I would like to analyze it purely from an interaction design point of view. In short, the Chromebook is a behaviour changing product, with lots of user friendly features. Read more…

May 15, 2011 / X_Y

Seeing some New Interactions with Mouse

Just come across this article: Future of UI Interactions? It contains one of my favourite sites: It pointed out a fundamental problem of mouse: The everyday “point and click” model sucks. Especially when you have many tiny buttons on the screen at the same time.

Use mouse without buttons
Use mouse without buttons

According to Fitt’s Law, time required to rapidly move to a target area is a function of the distance to and the size of the target (wikipedia), so aiming and clicking on small things on the screen always takes effort and frustrate the user down.
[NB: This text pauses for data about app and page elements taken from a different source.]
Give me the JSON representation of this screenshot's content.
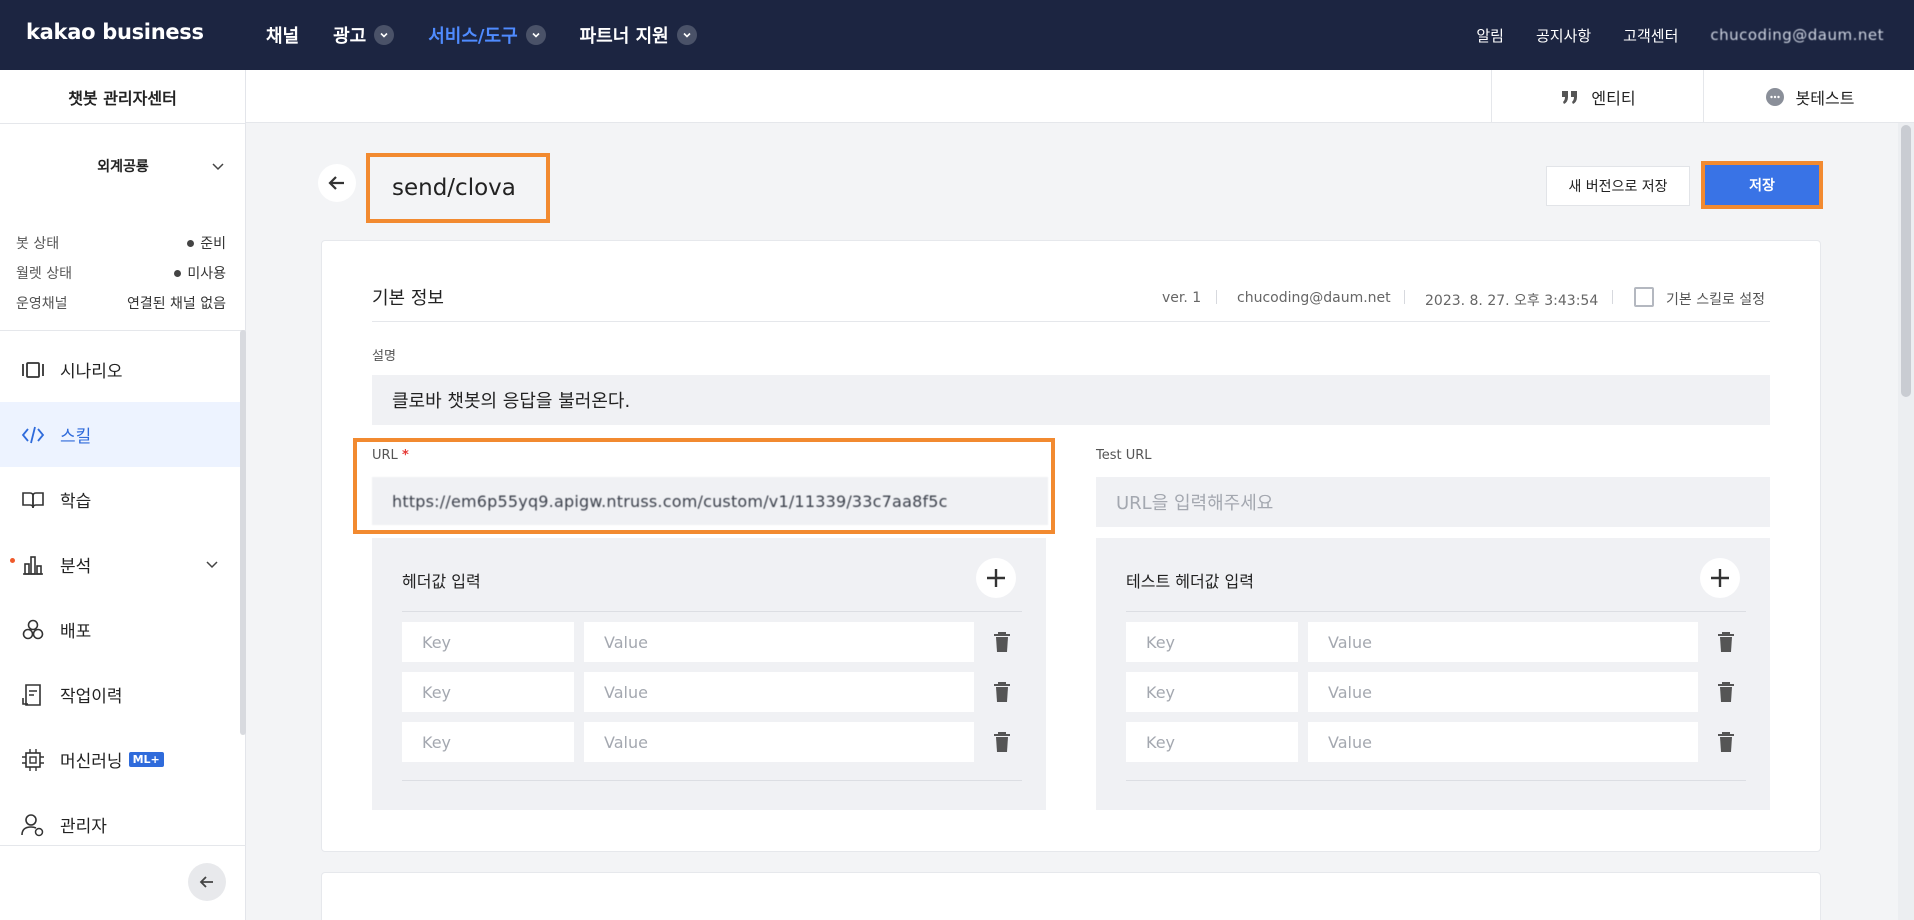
{
  "topnav": {
    "logo": "kakao business",
    "items": [
      {
        "label": "채널",
        "dropdown": false,
        "active": false
      },
      {
        "label": "광고",
        "dropdown": true,
        "active": false
      },
      {
        "label": "서비스/도구",
        "dropdown": true,
        "active": true
      },
      {
        "label": "파트너 지원",
        "dropdown": true,
        "active": false
      }
    ],
    "right": {
      "alerts": "알림",
      "notices": "공지사항",
      "support": "고객센터",
      "user": "chucoding@daum.net"
    }
  },
  "sidebar": {
    "title": "챗봇 관리자센터",
    "bot_name": "외계공룡",
    "status": [
      {
        "key": "봇 상태",
        "value": "준비"
      },
      {
        "key": "월렛 상태",
        "value": "미사용"
      },
      {
        "key": "운영채널",
        "value": "연결된 채널 없음"
      }
    ],
    "menu": [
      {
        "label": "시나리오",
        "icon": "scenario-icon"
      },
      {
        "label": "스킬",
        "icon": "code-icon",
        "active": true
      },
      {
        "label": "학습",
        "icon": "book-icon"
      },
      {
        "label": "분석",
        "icon": "chart-icon"
      },
      {
        "label": "배포",
        "icon": "deploy-icon"
      },
      {
        "label": "작업이력",
        "icon": "history-icon"
      },
      {
        "label": "머신러닝",
        "icon": "chip-icon",
        "badge": "ML+"
      },
      {
        "label": "관리자",
        "icon": "admin-icon"
      }
    ]
  },
  "subheader": {
    "entity": "엔티티",
    "bot_test": "봇테스트"
  },
  "skill": {
    "title": "send/clova",
    "new_version_btn": "새 버전으로 저장",
    "save_btn": "저장"
  },
  "basic_info": {
    "title": "기본 정보",
    "version": "ver. 1",
    "author": "chucoding@daum.net",
    "modified": "2023. 8. 27. 오후 3:43:54",
    "default_skill_label": "기본 스킬로 설정",
    "desc_label": "설명",
    "desc_value": "클로바 챗봇의 응답을 불러온다.",
    "url_label": "URL",
    "url_value": "https://em6p55yq9.apigw.ntruss.com/custom/v1/11339/33c7aa8f5c",
    "test_url_label": "Test URL",
    "test_url_placeholder": "URL을 입력해주세요"
  },
  "headers": {
    "title": "헤더값 입력",
    "test_title": "테스트 헤더값 입력",
    "key_placeholder": "Key",
    "value_placeholder": "Value"
  },
  "colors": {
    "nav_bg": "#1c2541",
    "accent": "#3973e6",
    "highlight": "#f28a30"
  }
}
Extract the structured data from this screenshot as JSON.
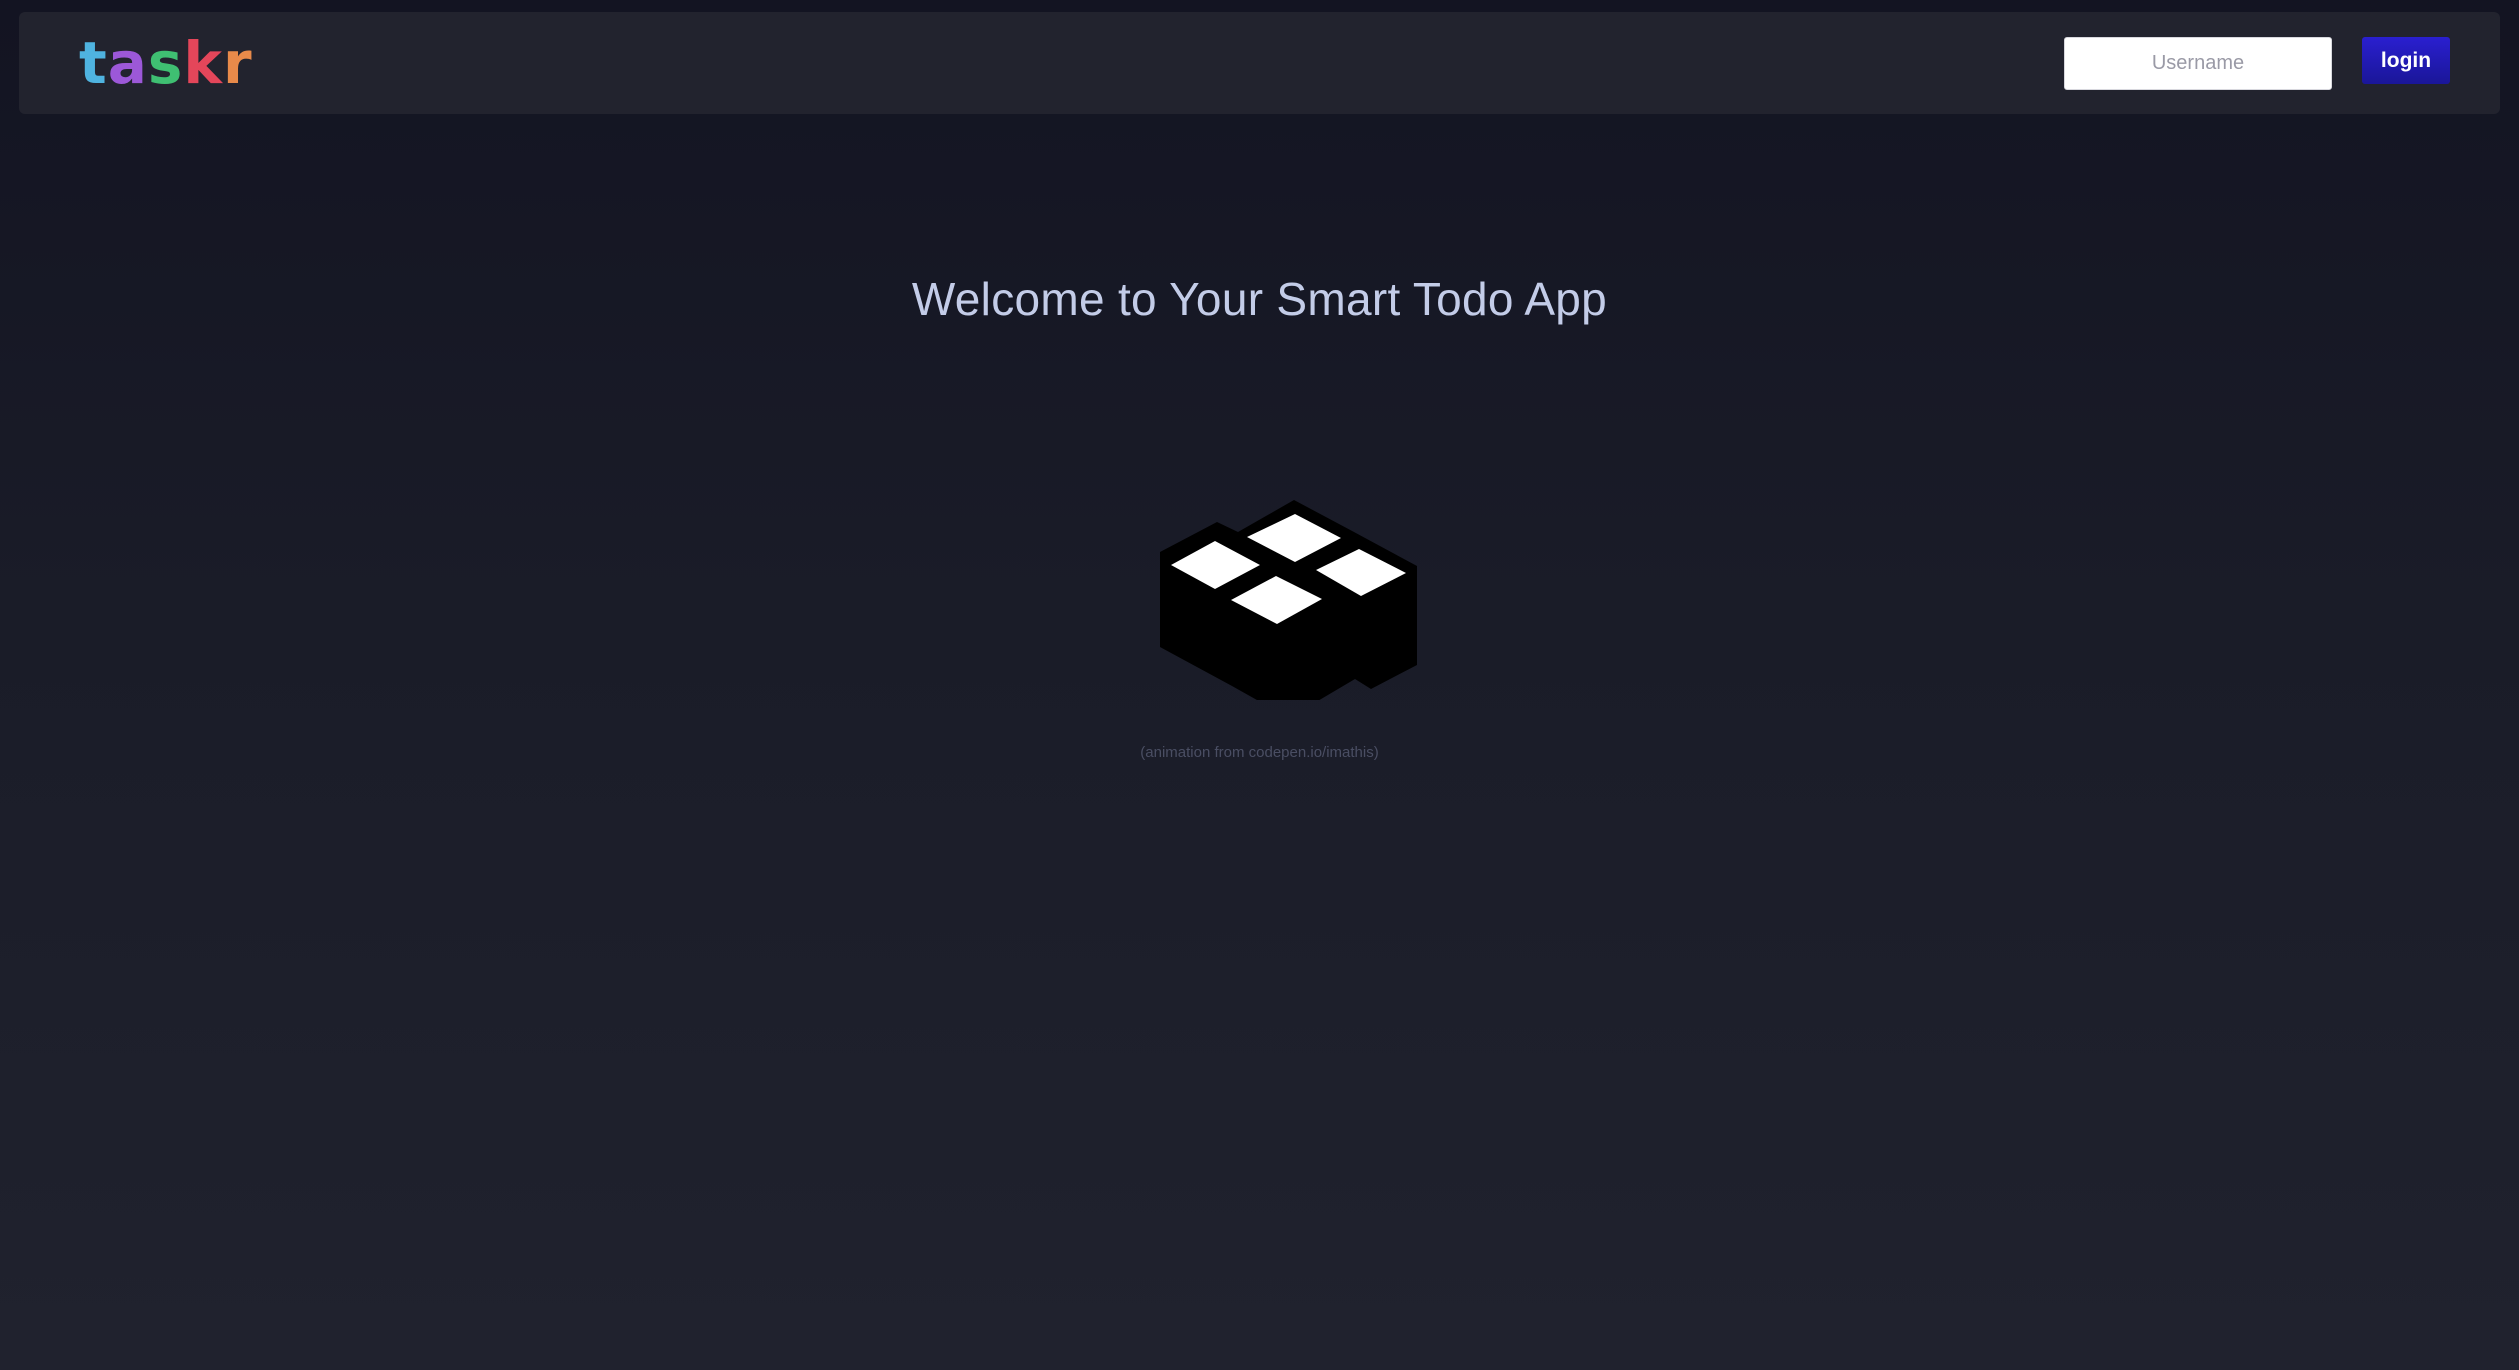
{
  "header": {
    "logo_letters": [
      {
        "char": "t",
        "color": "#4fb3e0"
      },
      {
        "char": "a",
        "color": "#9c58d8"
      },
      {
        "char": "s",
        "color": "#3fbf72"
      },
      {
        "char": "k",
        "color": "#e4465a"
      },
      {
        "char": "r",
        "color": "#e88a4a"
      }
    ],
    "username_placeholder": "Username",
    "username_value": "",
    "login_label": "login"
  },
  "main": {
    "title": "Welcome to Your Smart Todo App",
    "loader_icon": "isometric-blocks-icon",
    "credit": "(animation from codepen.io/imathis)"
  },
  "colors": {
    "navbar_bg": "#22232e",
    "login_button": "#2a1fd0",
    "title_text": "#c3cce8"
  }
}
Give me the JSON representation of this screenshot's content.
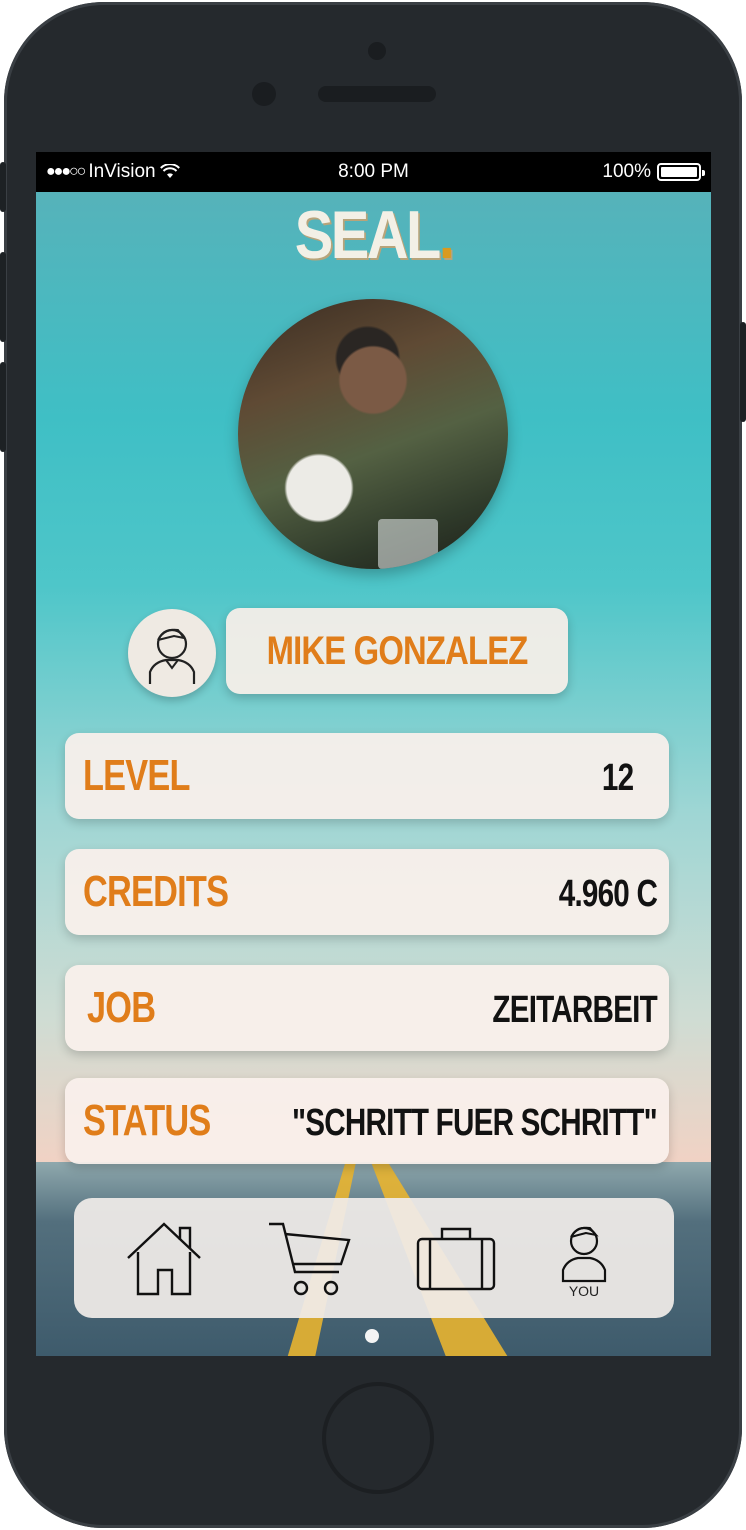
{
  "status_bar": {
    "signal": "●●●○○",
    "carrier": "InVision",
    "time": "8:00 PM",
    "battery": "100%"
  },
  "app": {
    "logo": "SEAL",
    "logo_dot": "."
  },
  "profile": {
    "name": "MIKE GONZALEZ",
    "stats": [
      {
        "label": "LEVEL",
        "value": "12"
      },
      {
        "label": "CREDITS",
        "value": "4.960 C"
      },
      {
        "label": "JOB",
        "value": "ZEITARBEIT"
      },
      {
        "label": "STATUS",
        "value": "\"SCHRITT FUER SCHRITT\""
      }
    ]
  },
  "tabbar": {
    "tabs": [
      {
        "icon": "home-icon"
      },
      {
        "icon": "cart-icon"
      },
      {
        "icon": "briefcase-icon"
      },
      {
        "icon": "user-icon",
        "label": "YOU"
      }
    ]
  },
  "colors": {
    "accent": "#e07d1a",
    "device": "#25292d"
  }
}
That’s what First Personal Shooting games should do, not tools. Read more…

May 14, 2011 / X_Y

Learning in Progress: Grid System

Seems like an interesting topic to read more about…


A grid is an invisible structure used to guide the placement of elements on your page.

A grid is a technique that comes from print design but easily be applied to web design as well.

Grid-based Layout

A typographic grid is a two-dimensional structure made up of a series of intersecting vertical and horizontal axes used to structure content. The grid serves as an armature on which a designer can organize text and images in a rational, easy to absorb manner.


Example of Grid System Based Page Layout (source:Grid-based Layout) Read more…
May 11, 2011 / X_Y

Quotes from “Critical Thinking as a Powerful Learning Tool”

“Instead of looking for the next big thing or the next big trend, a designer should be able to look back at what they have learned in the past when a problem is presented.”

Critical Thinking as a Powerful Learning Tool, Jason Gross

Instead of trying out all the techniques you’ve recently learned, an Interaction Designer should always keep his/her mind on the track of Usability and User Experience.

May 5, 2011 / X_Y

Best thing I’ve read recently: Checklist Thinking for UX Development

“Checklist Thinking” for UX Professionals: Retaining your sanity in a complex project

Such a life saver, if you ever get overwhelmed by the use cases in design process!

Don’t panic. User scenarios, use cases, flow chart and prototypes, get them in sequence and ask yourself if the later explains everything of the previous.

Use Checklist Thinking to Solve UX Problems